### [What is required]
From the listing below, count the lines where the string "values" occurs. Give the number, with no other words.

### [Records to process]
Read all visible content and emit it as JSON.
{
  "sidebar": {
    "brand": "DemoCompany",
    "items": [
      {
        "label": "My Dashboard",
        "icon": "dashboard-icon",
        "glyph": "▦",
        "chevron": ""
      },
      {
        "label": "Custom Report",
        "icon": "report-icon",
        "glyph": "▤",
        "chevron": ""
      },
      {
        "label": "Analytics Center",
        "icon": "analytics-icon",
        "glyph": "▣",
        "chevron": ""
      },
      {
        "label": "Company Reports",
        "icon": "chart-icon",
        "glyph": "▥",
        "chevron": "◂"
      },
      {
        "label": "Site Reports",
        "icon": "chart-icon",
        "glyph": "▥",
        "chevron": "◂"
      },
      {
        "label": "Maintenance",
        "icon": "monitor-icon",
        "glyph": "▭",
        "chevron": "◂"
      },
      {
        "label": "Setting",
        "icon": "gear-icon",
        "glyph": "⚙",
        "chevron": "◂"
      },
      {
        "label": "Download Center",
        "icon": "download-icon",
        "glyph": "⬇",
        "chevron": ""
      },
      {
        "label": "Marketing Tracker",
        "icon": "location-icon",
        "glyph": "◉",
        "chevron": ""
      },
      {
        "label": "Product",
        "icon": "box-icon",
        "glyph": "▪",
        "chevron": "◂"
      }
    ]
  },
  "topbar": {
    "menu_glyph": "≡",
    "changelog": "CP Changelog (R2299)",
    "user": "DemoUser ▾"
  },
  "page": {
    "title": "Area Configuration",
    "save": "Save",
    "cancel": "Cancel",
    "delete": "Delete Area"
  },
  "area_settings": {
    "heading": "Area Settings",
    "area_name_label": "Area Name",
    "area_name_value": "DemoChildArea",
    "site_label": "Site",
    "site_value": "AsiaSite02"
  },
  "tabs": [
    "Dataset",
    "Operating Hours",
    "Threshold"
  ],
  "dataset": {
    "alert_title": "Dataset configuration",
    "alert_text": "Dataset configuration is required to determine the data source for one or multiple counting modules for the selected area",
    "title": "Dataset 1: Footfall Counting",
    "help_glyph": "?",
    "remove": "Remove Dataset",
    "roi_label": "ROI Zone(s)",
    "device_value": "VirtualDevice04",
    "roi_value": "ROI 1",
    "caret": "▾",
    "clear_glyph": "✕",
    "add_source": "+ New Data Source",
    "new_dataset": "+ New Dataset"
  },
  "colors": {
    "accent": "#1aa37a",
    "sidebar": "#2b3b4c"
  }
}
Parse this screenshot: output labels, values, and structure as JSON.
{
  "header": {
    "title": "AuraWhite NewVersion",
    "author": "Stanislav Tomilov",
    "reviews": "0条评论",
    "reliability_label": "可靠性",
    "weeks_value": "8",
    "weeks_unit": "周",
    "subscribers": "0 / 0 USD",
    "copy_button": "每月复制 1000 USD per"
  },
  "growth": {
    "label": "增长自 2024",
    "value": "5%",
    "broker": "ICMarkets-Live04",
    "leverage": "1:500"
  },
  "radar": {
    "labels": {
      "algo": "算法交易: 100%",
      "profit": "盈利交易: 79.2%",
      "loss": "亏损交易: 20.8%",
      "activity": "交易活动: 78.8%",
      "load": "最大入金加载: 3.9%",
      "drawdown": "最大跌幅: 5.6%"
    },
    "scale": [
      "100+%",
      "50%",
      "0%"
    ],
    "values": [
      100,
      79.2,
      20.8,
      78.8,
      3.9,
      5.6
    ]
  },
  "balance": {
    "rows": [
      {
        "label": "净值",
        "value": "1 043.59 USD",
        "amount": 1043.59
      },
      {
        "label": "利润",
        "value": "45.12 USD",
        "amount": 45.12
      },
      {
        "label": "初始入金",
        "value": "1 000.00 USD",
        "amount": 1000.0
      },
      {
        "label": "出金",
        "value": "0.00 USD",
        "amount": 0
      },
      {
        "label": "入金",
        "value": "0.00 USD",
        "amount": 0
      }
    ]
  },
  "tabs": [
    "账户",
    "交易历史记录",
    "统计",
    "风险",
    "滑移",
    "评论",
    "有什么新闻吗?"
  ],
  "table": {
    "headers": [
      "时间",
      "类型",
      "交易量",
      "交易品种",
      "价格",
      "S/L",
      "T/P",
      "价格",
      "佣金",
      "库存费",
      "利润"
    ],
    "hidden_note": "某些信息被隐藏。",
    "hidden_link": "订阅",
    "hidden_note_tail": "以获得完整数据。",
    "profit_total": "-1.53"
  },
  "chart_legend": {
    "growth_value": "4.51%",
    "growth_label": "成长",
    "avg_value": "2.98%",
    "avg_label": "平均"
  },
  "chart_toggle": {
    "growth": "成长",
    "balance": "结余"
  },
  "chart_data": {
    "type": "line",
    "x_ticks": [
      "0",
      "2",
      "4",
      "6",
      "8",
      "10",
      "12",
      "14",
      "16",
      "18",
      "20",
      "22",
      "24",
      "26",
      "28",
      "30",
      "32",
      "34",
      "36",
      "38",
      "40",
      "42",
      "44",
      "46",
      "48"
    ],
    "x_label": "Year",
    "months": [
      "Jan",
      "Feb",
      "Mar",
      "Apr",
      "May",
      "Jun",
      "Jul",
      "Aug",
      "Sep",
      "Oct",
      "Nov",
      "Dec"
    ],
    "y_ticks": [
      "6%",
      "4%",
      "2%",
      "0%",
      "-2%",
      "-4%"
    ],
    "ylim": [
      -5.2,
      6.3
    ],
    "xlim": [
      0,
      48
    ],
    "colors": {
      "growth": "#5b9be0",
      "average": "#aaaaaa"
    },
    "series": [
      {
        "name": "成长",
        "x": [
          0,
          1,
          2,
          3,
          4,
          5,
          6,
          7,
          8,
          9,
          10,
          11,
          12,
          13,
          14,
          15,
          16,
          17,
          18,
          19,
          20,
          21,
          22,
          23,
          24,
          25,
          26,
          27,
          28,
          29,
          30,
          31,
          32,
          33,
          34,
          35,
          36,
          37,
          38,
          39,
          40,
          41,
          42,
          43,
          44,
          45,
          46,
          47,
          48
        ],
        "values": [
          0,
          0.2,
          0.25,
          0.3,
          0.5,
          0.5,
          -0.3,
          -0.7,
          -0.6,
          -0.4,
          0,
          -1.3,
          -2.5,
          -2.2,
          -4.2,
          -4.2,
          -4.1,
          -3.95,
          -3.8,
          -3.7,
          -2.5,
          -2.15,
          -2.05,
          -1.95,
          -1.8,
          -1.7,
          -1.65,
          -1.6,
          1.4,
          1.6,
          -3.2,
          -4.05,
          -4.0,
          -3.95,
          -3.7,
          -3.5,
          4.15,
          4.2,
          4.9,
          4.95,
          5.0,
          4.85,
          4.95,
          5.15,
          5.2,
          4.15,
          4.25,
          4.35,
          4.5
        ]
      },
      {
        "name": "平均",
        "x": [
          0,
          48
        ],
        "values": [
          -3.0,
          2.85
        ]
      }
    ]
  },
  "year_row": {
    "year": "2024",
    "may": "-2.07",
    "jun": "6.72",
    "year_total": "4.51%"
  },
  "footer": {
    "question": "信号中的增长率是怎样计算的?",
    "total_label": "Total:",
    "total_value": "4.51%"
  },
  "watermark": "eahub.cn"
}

### [Result for this exercise]
4